# Exercise directions
Could you copy each line of the entries that contains "icon"?
START Record set
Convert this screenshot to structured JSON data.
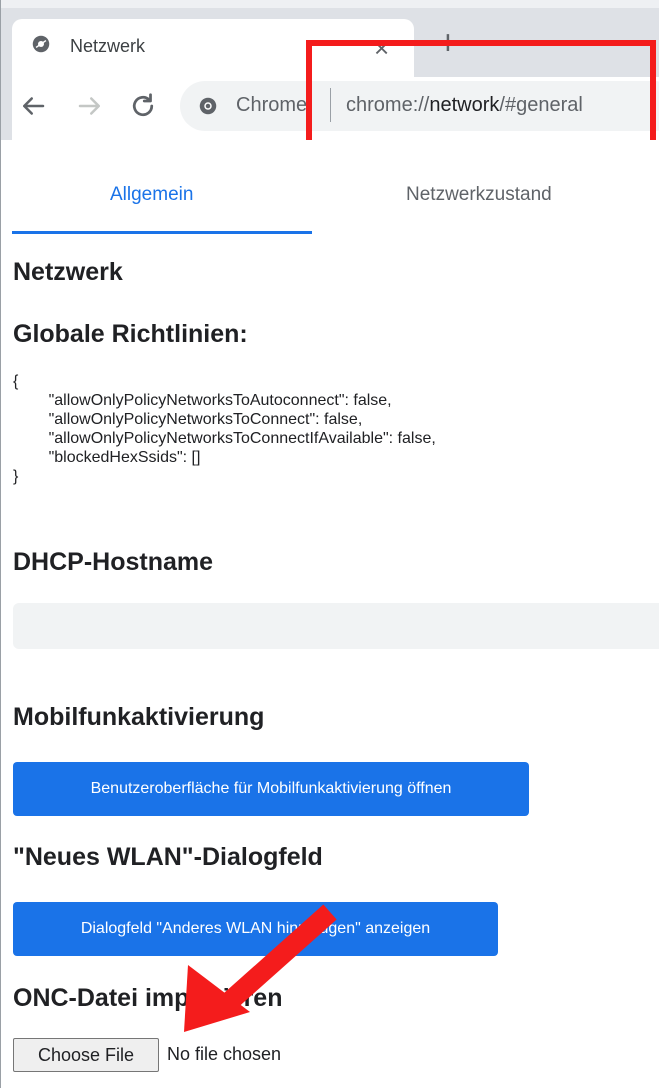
{
  "browser": {
    "tab": {
      "title": "Netzwerk",
      "close_glyph": "×",
      "favicon": "settings-gear-icon"
    },
    "new_tab_glyph": "+",
    "toolbar": {
      "back_icon": "arrow-left-icon",
      "forward_icon": "arrow-right-icon",
      "reload_icon": "reload-icon",
      "site_label": "Chrome",
      "url_prefix": "chrome://",
      "url_host": "network",
      "url_suffix": "/#general"
    },
    "colors": {
      "frame": "#dee1e6",
      "accent": "#1a73e8",
      "annotation": "#f41c1c"
    }
  },
  "page": {
    "tabs": [
      {
        "label": "Allgemein",
        "active": true
      },
      {
        "label": "Netzwerkzustand",
        "active": false
      }
    ],
    "sections": {
      "network_heading": "Netzwerk",
      "global_policies_heading": "Globale Richtlinien:",
      "global_policies_json": "{\n        \"allowOnlyPolicyNetworksToAutoconnect\": false,\n        \"allowOnlyPolicyNetworksToConnect\": false,\n        \"allowOnlyPolicyNetworksToConnectIfAvailable\": false,\n        \"blockedHexSsids\": []\n}",
      "dhcp_heading": "DHCP-Hostname",
      "dhcp_value": "",
      "mobile_heading": "Mobilfunkaktivierung",
      "mobile_button": "Benutzeroberfläche für Mobilfunkaktivierung öffnen",
      "wlan_heading": "\"Neues WLAN\"-Dialogfeld",
      "wlan_button": "Dialogfeld \"Anderes WLAN hinzufügen\" anzeigen",
      "onc_heading": "ONC-Datei importieren",
      "file_button": "Choose File",
      "file_status": "No file chosen"
    }
  }
}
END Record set
# Response area
      "favicon": "settings-gear-icon"
      "back_icon": "arrow-left-icon",
      "forward_icon": "arrow-right-icon",
      "reload_icon": "reload-icon",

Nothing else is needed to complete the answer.